As this three-part series on rugby has uncovered, many of the sport’s players and coaches refer to the seemingly hard-charging and merciless sport as a “brotherhood.” Back in 2010, no one needed that sense of family and camaraderie more than Luke James.
As a child, James moved around a lot. When he was 9 years old, his family settled in the Vancouver area. As a freshman at Prairie High School, James began playing rugby and joined the Explorer Program through the Clark County Sheriff’s Office. Two years went by and life shifted again.
“I didn’t really have the best home life growing up. I had certain people looking out for me and I’m grateful for that but I had to be on my own during my junior year in high school,” James said. “Because of issues with my parents splitting up, my mom wanted me to make (another) move and I didn’t feel that was a stable move for me.”
So, he said “goodbye” to his folks and moved in briefly with his older sister, Trish, before she, too, moved out of the area. James proceeded to rotate through a close-knit group of friends until he landed in the home of a family he still cherishes — the Langhams.
Through all the upheaval, James kept playing rugby.
“Rugby kind of found me,” he said. “It’s an aggressive sport and I was able to get my anger out. I am a personal trainer now. I kind of found my heart there and the coaches were amazing.”
Under the direction of Coach John Fletcher, James and the rest of the Prairie Wolf Pack took their state championship match in 2014 — James’ senior year. It was a defining moment for James. He was about to graduate from high school, he’d put his heart and soul into rugby “because it was my family” and the win proved to James that his tough decision to stay in Brush Prairie was worth the ensuing struggles.
Due to some frightening situations growing up, James knew from an early age that he wanted to be a police officer and, since he couldn’t pursue that dream until he turned 21, he enlisted in the United States Marine Corps after high school.
During his four-year stint, he led a base rugby team to two Japanese Mayor’s Cups in Okinawa, Japan as their captain before being accepted into the All-Marine Rugby Team. In the All-Marines, he played in tournaments that were televised globally, allowing his Prairie High School coach and past teammates to watch with pride as James played against the Fiji rugby team (winners of the 2016 Rio Olympics). He was also invited to play for the All-Marines 15s rugby team against the British Royal Marines.
A civilian once again, James is now a certified personal trainer and sports nutritionist for Snap Fitness in Camas and plays for the Battle Ground Bulls rugby men’s team.

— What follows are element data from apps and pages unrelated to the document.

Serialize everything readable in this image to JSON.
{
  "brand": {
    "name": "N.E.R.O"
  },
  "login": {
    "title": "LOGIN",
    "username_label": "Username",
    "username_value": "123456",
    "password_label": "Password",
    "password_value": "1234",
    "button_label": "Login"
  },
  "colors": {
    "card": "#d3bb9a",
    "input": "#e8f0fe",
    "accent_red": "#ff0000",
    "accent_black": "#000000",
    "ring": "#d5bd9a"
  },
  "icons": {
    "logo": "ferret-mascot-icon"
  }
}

He credits rugby with nearly saving his life and says the sport introduced him to a global family.
“Rugby has given me drive and motivation to where I can do better for myself. The community of rugby is so great because I can go anywhere in the world with a pair of rugby boots and they’ll let me play. Regardless of the language barrier, sex, religion, nationality, you can play anywhere in the world,” James said. “When you play with another country or other players that don’t know your language at all, our language is rugby.”

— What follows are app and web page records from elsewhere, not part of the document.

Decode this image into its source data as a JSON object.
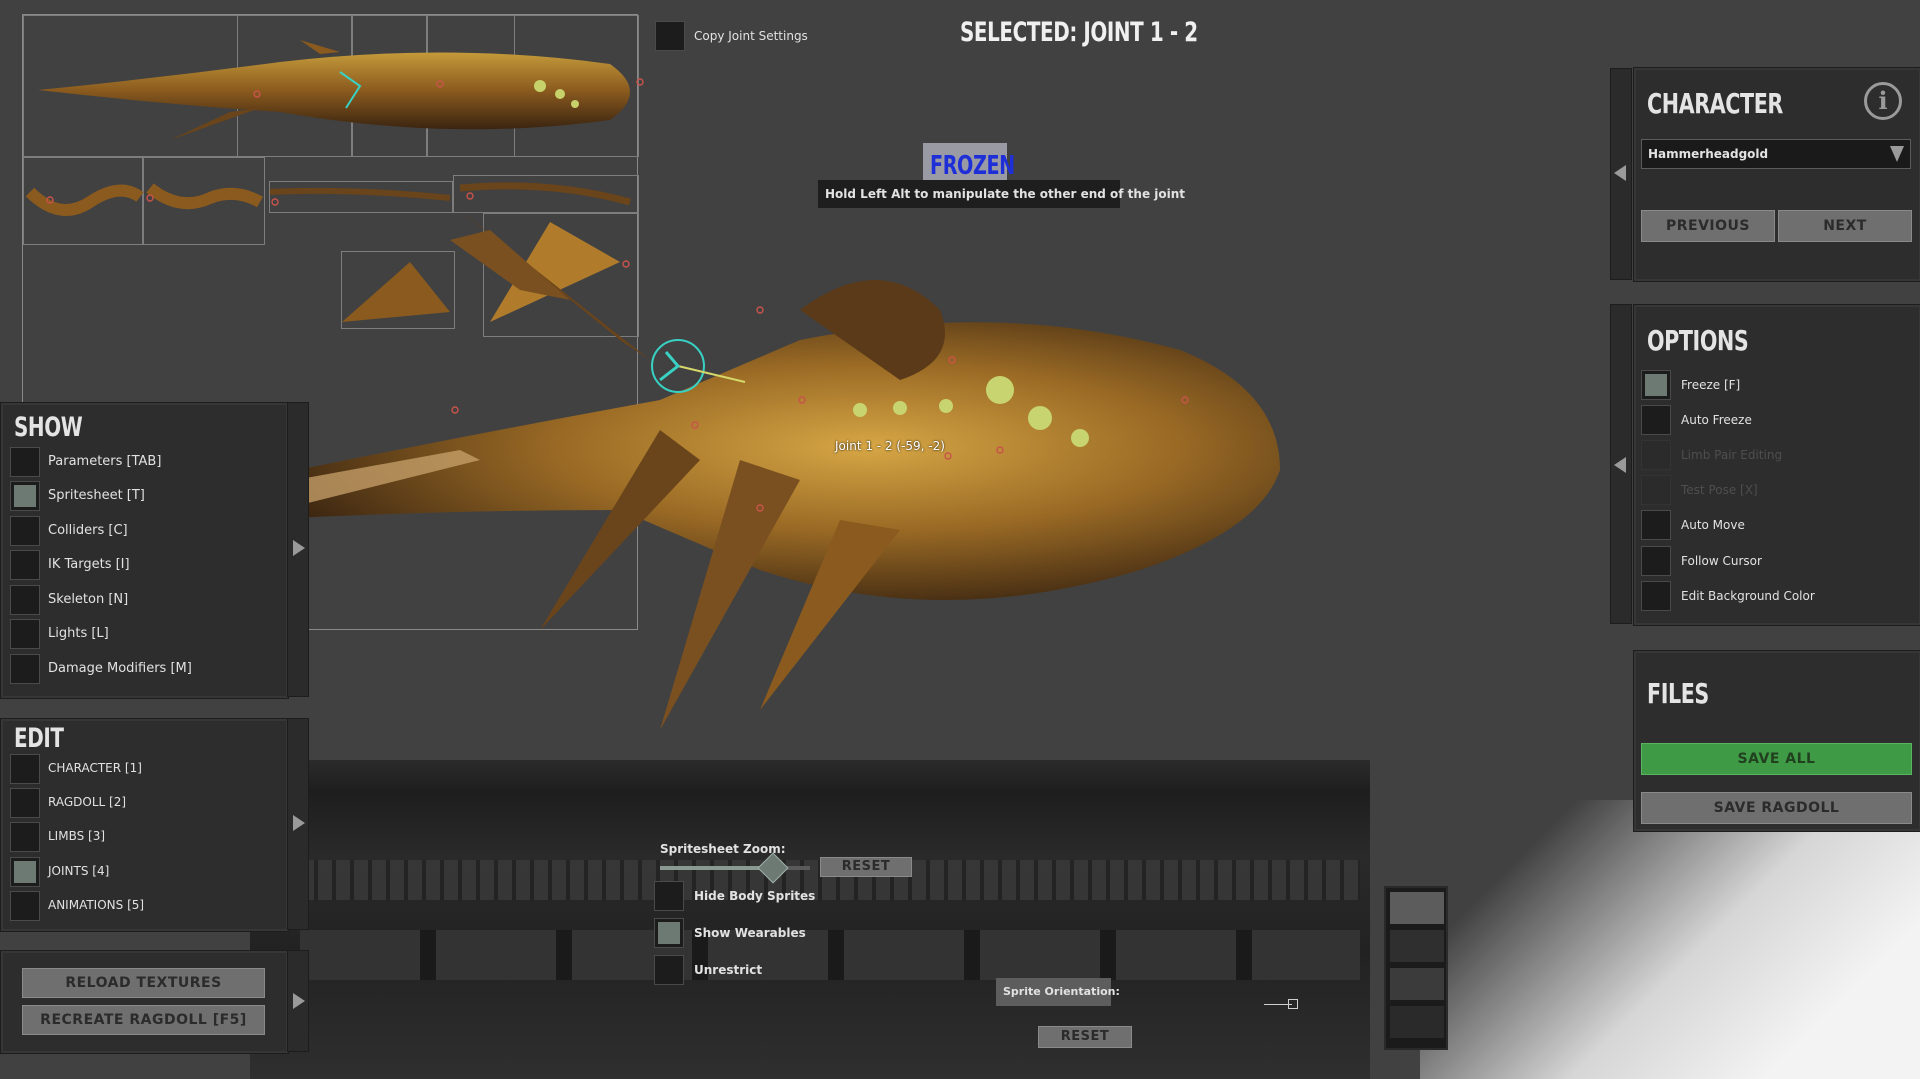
{
  "header": {
    "copy_joint_label": "Copy Joint Settings",
    "selected_title": "SELECTED: JOINT 1 - 2"
  },
  "overlay": {
    "frozen_badge": "FROZEN",
    "hint_text": "Hold Left Alt to manipulate the other end of the joint",
    "joint_label": "Joint 1 - 2 (-59, -2)"
  },
  "show_panel": {
    "title": "SHOW",
    "items": [
      {
        "label": "Parameters [TAB]",
        "checked": false
      },
      {
        "label": "Spritesheet [T]",
        "checked": true
      },
      {
        "label": "Colliders [C]",
        "checked": false
      },
      {
        "label": "IK Targets [I]",
        "checked": false
      },
      {
        "label": "Skeleton [N]",
        "checked": false
      },
      {
        "label": "Lights [L]",
        "checked": false
      },
      {
        "label": "Damage Modifiers [M]",
        "checked": false
      }
    ]
  },
  "edit_panel": {
    "title": "EDIT",
    "items": [
      {
        "label": "CHARACTER [1]",
        "checked": false
      },
      {
        "label": "RAGDOLL [2]",
        "checked": false
      },
      {
        "label": "LIMBS [3]",
        "checked": false
      },
      {
        "label": "JOINTS [4]",
        "checked": true
      },
      {
        "label": "ANIMATIONS [5]",
        "checked": false
      }
    ]
  },
  "actions_panel": {
    "reload_textures": "RELOAD TEXTURES",
    "recreate_ragdoll": "RECREATE RAGDOLL [F5]"
  },
  "character_panel": {
    "title": "CHARACTER",
    "info_icon": "i",
    "selected_character": "Hammerheadgold",
    "previous": "PREVIOUS",
    "next": "NEXT"
  },
  "options_panel": {
    "title": "OPTIONS",
    "items": [
      {
        "label": "Freeze [F]",
        "checked": true,
        "enabled": true
      },
      {
        "label": "Auto Freeze",
        "checked": false,
        "enabled": true
      },
      {
        "label": "Limb Pair Editing",
        "checked": false,
        "enabled": false
      },
      {
        "label": "Test Pose [X]",
        "checked": false,
        "enabled": false
      },
      {
        "label": "Auto Move",
        "checked": false,
        "enabled": true
      },
      {
        "label": "Follow Cursor",
        "checked": false,
        "enabled": true
      },
      {
        "label": "Edit Background Color",
        "checked": false,
        "enabled": true
      }
    ]
  },
  "files_panel": {
    "title": "FILES",
    "save_all": "SAVE ALL",
    "save_ragdoll": "SAVE RAGDOLL"
  },
  "bottom_controls": {
    "spritesheet_zoom_label": "Spritesheet Zoom:",
    "zoom_reset": "RESET",
    "hide_body_sprites": "Hide Body Sprites",
    "show_wearables": "Show Wearables",
    "unrestrict": "Unrestrict",
    "sprite_orientation_label": "Sprite Orientation:",
    "orientation_reset": "RESET",
    "zoom_level": 0.75
  },
  "colors": {
    "background": "#414141",
    "panel": "#2c2d2c",
    "save_all_green": "#3f9a45",
    "frozen_text": "#1f2fd8",
    "creature_gold": "#b98a2e"
  }
}
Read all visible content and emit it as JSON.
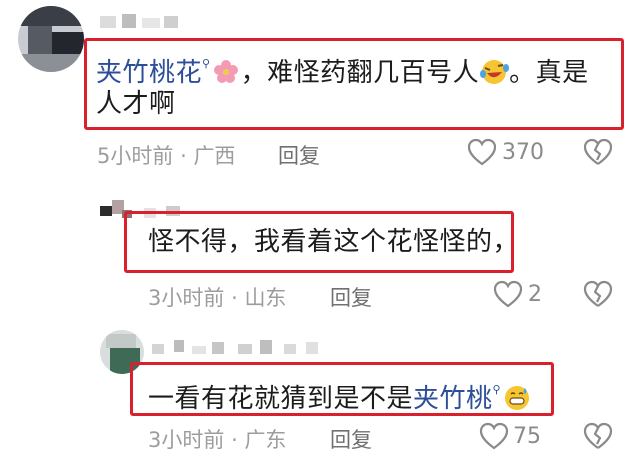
{
  "comments": [
    {
      "link": "夹竹桃花",
      "text_after": "，难怪药翻几百号人",
      "text_end": "。真是",
      "line2": "人才啊",
      "emoji": [
        "flower",
        "laugh-cry"
      ],
      "time": "5小时前",
      "location": "广西",
      "reply_label": "回复",
      "likes": "370"
    },
    {
      "text": "怪不得，我看着这个花怪怪的，",
      "time": "3小时前",
      "location": "山东",
      "reply_label": "回复",
      "likes": "2"
    },
    {
      "text_before": "一看有花就猜到是不是",
      "link": "夹竹桃",
      "emoji": [
        "grin-sweat"
      ],
      "time": "3小时前",
      "location": "广东",
      "reply_label": "回复",
      "likes": "75"
    }
  ],
  "meta_separator": "·",
  "colors": {
    "highlight": "#d9202c",
    "link": "#2d4f9a",
    "meta": "#9d9d9d"
  }
}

Because of his own experiences growing up, James is passionate about carrying his story to other young people and is actively pursuing a position with the Portland Police Bureau. He said that he regarded officers as big brothers when he was a child and he wants to be that safe haven for kids now that he’s on the other side of his battle.
“My life could have easily turned a whole 180 degrees. The opportunity was definitely there and I fought and fought and fought and refused to give in. Even if you don’t feel like you have anything, you have more than enough to make a success story out of your life,” James said.